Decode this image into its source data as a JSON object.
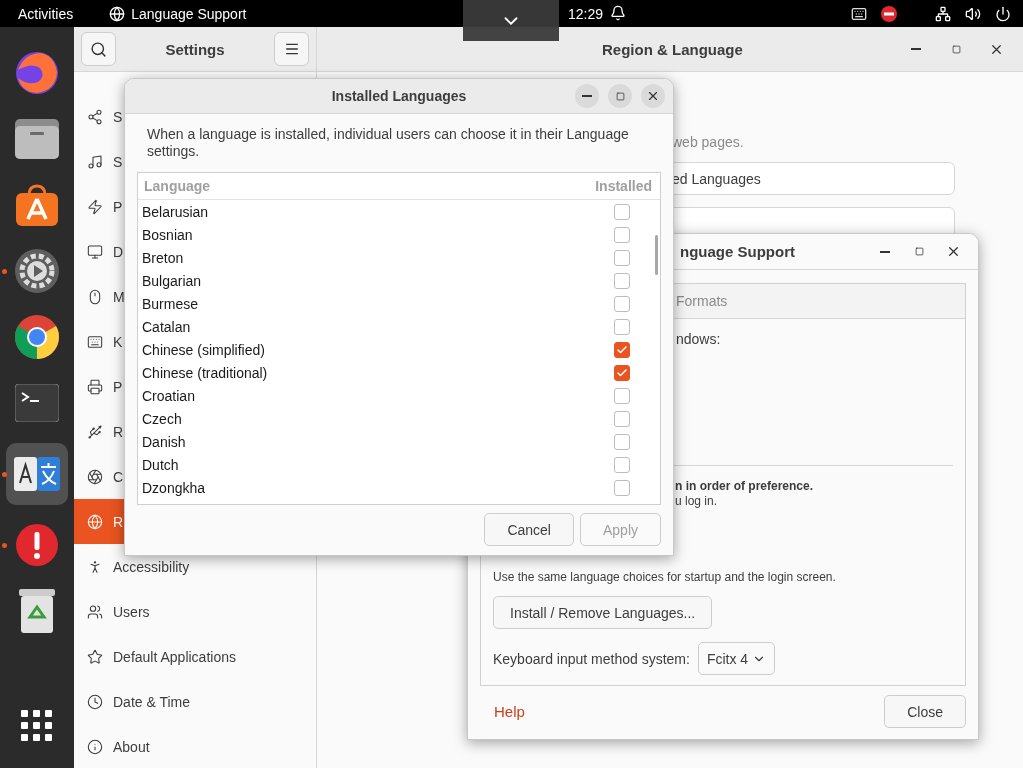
{
  "top_bar": {
    "activities": "Activities",
    "app_menu": "Language Support",
    "clock": "12:29"
  },
  "dock": [
    {
      "kind": "browser",
      "running": false,
      "selected": false
    },
    {
      "kind": "files",
      "running": false,
      "selected": false
    },
    {
      "kind": "store",
      "running": false,
      "selected": false
    },
    {
      "kind": "settings",
      "running": true,
      "selected": false
    },
    {
      "kind": "chrome",
      "running": false,
      "selected": false
    },
    {
      "kind": "terminal",
      "running": false,
      "selected": false
    },
    {
      "kind": "language",
      "running": true,
      "selected": true
    },
    {
      "kind": "alert",
      "running": true,
      "selected": false
    },
    {
      "kind": "trash",
      "running": false,
      "selected": false
    },
    {
      "kind": "apps",
      "running": false,
      "selected": false
    }
  ],
  "settings": {
    "title": "Settings",
    "panel_title": "Region & Language",
    "sidebar": [
      {
        "label": "S",
        "selected": false
      },
      {
        "label": "S",
        "selected": false
      },
      {
        "label": "P",
        "selected": false
      },
      {
        "label": "D",
        "selected": false
      },
      {
        "label": "M",
        "selected": false
      },
      {
        "label": "K",
        "selected": false
      },
      {
        "label": "P",
        "selected": false
      },
      {
        "label": "R",
        "selected": false
      },
      {
        "label": "C",
        "selected": false
      },
      {
        "label": "R",
        "selected": true
      },
      {
        "label": "Accessibility",
        "selected": false
      },
      {
        "label": "Users",
        "selected": false
      },
      {
        "label": "Default Applications",
        "selected": false
      },
      {
        "label": "Date & Time",
        "selected": false
      },
      {
        "label": "About",
        "selected": false
      }
    ],
    "hint": "web pages.",
    "manage_button": "ed Languages"
  },
  "language_support": {
    "title": "nguage Support",
    "tabs": [
      {
        "label": "Formats",
        "selected": false
      }
    ],
    "heading": "ndows:",
    "preference": "n in order of preference.",
    "login_note": "u log in.",
    "same_choices": "Use the same language choices for startup and the login screen.",
    "install_button": "Install / Remove Languages...",
    "im_label": "Keyboard input method system:",
    "im_value": "Fcitx 4",
    "help": "Help",
    "close": "Close"
  },
  "installed_languages": {
    "title": "Installed Languages",
    "description": "When a language is installed, individual users can choose it in their Language settings.",
    "columns": [
      "Language",
      "Installed"
    ],
    "rows": [
      {
        "name": "Belarusian",
        "checked": false
      },
      {
        "name": "Bosnian",
        "checked": false
      },
      {
        "name": "Breton",
        "checked": false
      },
      {
        "name": "Bulgarian",
        "checked": false
      },
      {
        "name": "Burmese",
        "checked": false
      },
      {
        "name": "Catalan",
        "checked": false
      },
      {
        "name": "Chinese (simplified)",
        "checked": true
      },
      {
        "name": "Chinese (traditional)",
        "checked": true
      },
      {
        "name": "Croatian",
        "checked": false
      },
      {
        "name": "Czech",
        "checked": false
      },
      {
        "name": "Danish",
        "checked": false
      },
      {
        "name": "Dutch",
        "checked": false
      },
      {
        "name": "Dzongkha",
        "checked": false
      }
    ],
    "buttons": [
      {
        "label": "Cancel",
        "disabled": false
      },
      {
        "label": "Apply",
        "disabled": true
      }
    ]
  }
}
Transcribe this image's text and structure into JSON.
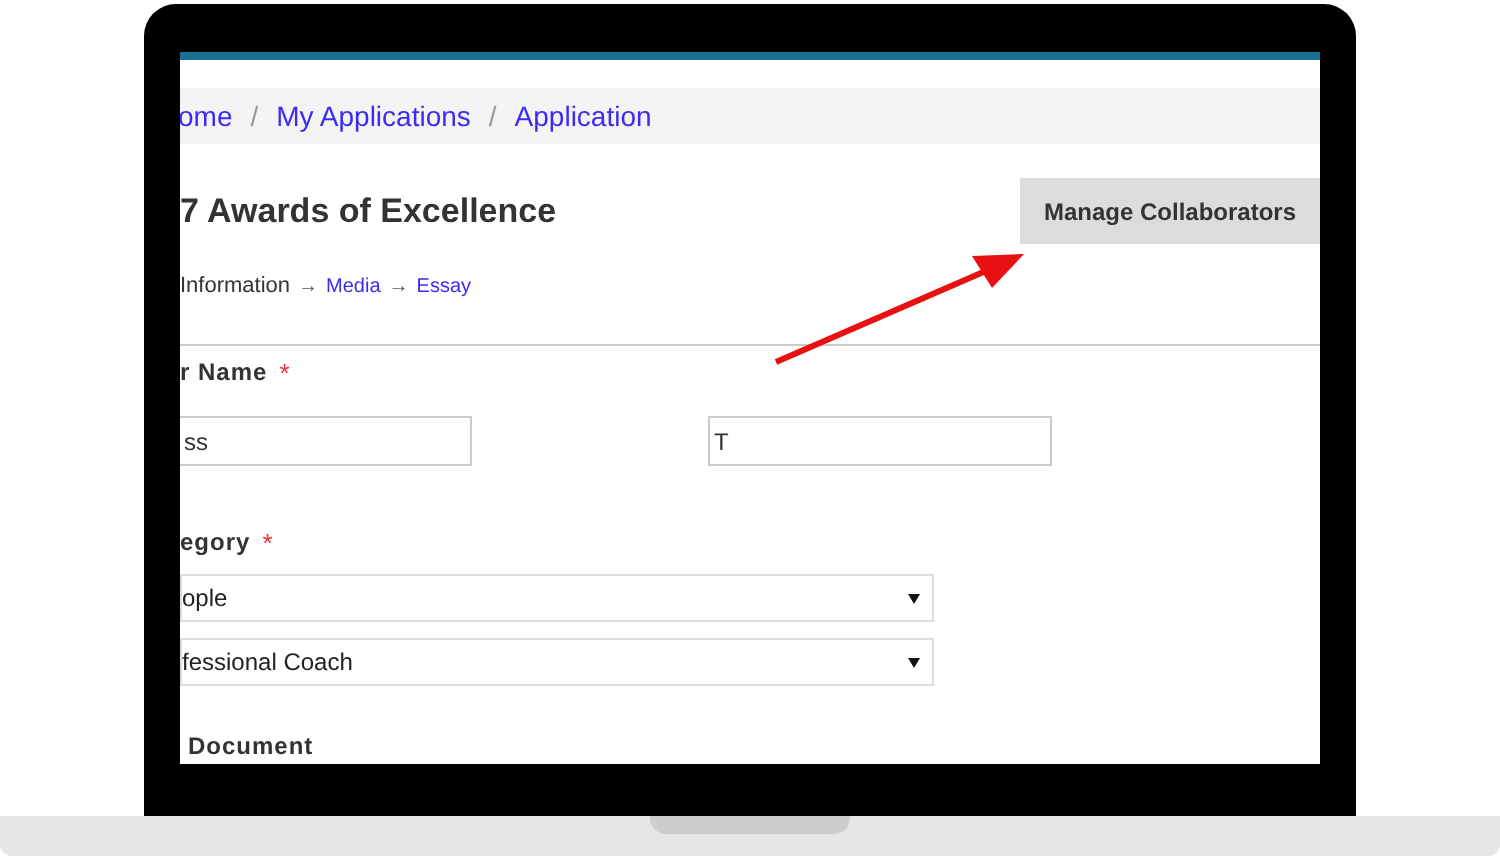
{
  "breadcrumb": [
    {
      "label": "ome"
    },
    {
      "label": "My Applications"
    },
    {
      "label": "Application"
    }
  ],
  "breadcrumb_separator": "/",
  "step_arrow": "→",
  "title": "7 Awards of Excellence",
  "manage_button": "Manage Collaborators",
  "steps": [
    {
      "label": "Information",
      "kind": "current"
    },
    {
      "label": "Media",
      "kind": "link"
    },
    {
      "label": "Essay",
      "kind": "link"
    }
  ],
  "name_field": {
    "label": "r Name",
    "required_mark": "*",
    "values": [
      "ss",
      "T"
    ]
  },
  "category_field": {
    "label": "egory",
    "required_mark": "*",
    "selects": [
      "ople",
      "fessional Coach"
    ]
  },
  "document_label": "Document"
}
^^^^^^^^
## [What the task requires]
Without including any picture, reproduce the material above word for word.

## [Solution to this exercise]
Decode this image into its source data as a JSON object.
{
  "top_bar": {
    "activities": "Activities",
    "app_menu": "Language Support",
    "clock": "12:29"
  },
  "dock": [
    {
      "kind": "browser",
      "running": false,
      "selected": false
    },
    {
      "kind": "files",
      "running": false,
      "selected": false
    },
    {
      "kind": "store",
      "running": false,
      "selected": false
    },
    {
      "kind": "settings",
      "running": true,
      "selected": false
    },
    {
      "kind": "chrome",
      "running": false,
      "selected": false
    },
    {
      "kind": "terminal",
      "running": false,
      "selected": false
    },
    {
      "kind": "language",
      "running": true,
      "selected": true
    },
    {
      "kind": "alert",
      "running": true,
      "selected": false
    },
    {
      "kind": "trash",
      "running": false,
      "selected": false
    },
    {
      "kind": "apps",
      "running": false,
      "selected": false
    }
  ],
  "settings": {
    "title": "Settings",
    "panel_title": "Region & Language",
    "sidebar": [
      {
        "label": "S",
        "selected": false
      },
      {
        "label": "S",
        "selected": false
      },
      {
        "label": "P",
        "selected": false
      },
      {
        "label": "D",
        "selected": false
      },
      {
        "label": "M",
        "selected": false
      },
      {
        "label": "K",
        "selected": false
      },
      {
        "label": "P",
        "selected": false
      },
      {
        "label": "R",
        "selected": false
      },
      {
        "label": "C",
        "selected": false
      },
      {
        "label": "R",
        "selected": true
      },
      {
        "label": "Accessibility",
        "selected": false
      },
      {
        "label": "Users",
        "selected": false
      },
      {
        "label": "Default Applications",
        "selected": false
      },
      {
        "label": "Date & Time",
        "selected": false
      },
      {
        "label": "About",
        "selected": false
      }
    ],
    "hint": "web pages.",
    "manage_button": "ed Languages"
  },
  "language_support": {
    "title": "nguage Support",
    "tabs": [
      {
        "label": "Formats",
        "selected": false
      }
    ],
    "heading": "ndows:",
    "preference": "n in order of preference.",
    "login_note": "u log in.",
    "same_choices": "Use the same language choices for startup and the login screen.",
    "install_button": "Install / Remove Languages...",
    "im_label": "Keyboard input method system:",
    "im_value": "Fcitx 4",
    "help": "Help",
    "close": "Close"
  },
  "installed_languages": {
    "title": "Installed Languages",
    "description": "When a language is installed, individual users can choose it in their Language settings.",
    "columns": [
      "Language",
      "Installed"
    ],
    "rows": [
      {
        "name": "Belarusian",
        "checked": false
      },
      {
        "name": "Bosnian",
        "checked": false
      },
      {
        "name": "Breton",
        "checked": false
      },
      {
        "name": "Bulgarian",
        "checked": false
      },
      {
        "name": "Burmese",
        "checked": false
      },
      {
        "name": "Catalan",
        "checked": false
      },
      {
        "name": "Chinese (simplified)",
        "checked": true
      },
      {
        "name": "Chinese (traditional)",
        "checked": true
      },
      {
        "name": "Croatian",
        "checked": false
      },
      {
        "name": "Czech",
        "checked": false
      },
      {
        "name": "Danish",
        "checked": false
      },
      {
        "name": "Dutch",
        "checked": false
      },
      {
        "name": "Dzongkha",
        "checked": false
      }
    ],
    "buttons": [
      {
        "label": "Cancel",
        "disabled": false
      },
      {
        "label": "Apply",
        "disabled": true
      }
    ]
  }
}
Transcribe this image's text and structure into JSON.
{
  "breadcrumb": [
    {
      "label": "ome"
    },
    {
      "label": "My Applications"
    },
    {
      "label": "Application"
    }
  ],
  "breadcrumb_separator": "/",
  "step_arrow": "→",
  "title": "7 Awards of Excellence",
  "manage_button": "Manage Collaborators",
  "steps": [
    {
      "label": "Information",
      "kind": "current"
    },
    {
      "label": "Media",
      "kind": "link"
    },
    {
      "label": "Essay",
      "kind": "link"
    }
  ],
  "name_field": {
    "label": "r Name",
    "required_mark": "*",
    "values": [
      "ss",
      "T"
    ]
  },
  "category_field": {
    "label": "egory",
    "required_mark": "*",
    "selects": [
      "ople",
      "fessional Coach"
    ]
  },
  "document_label": "Document"
}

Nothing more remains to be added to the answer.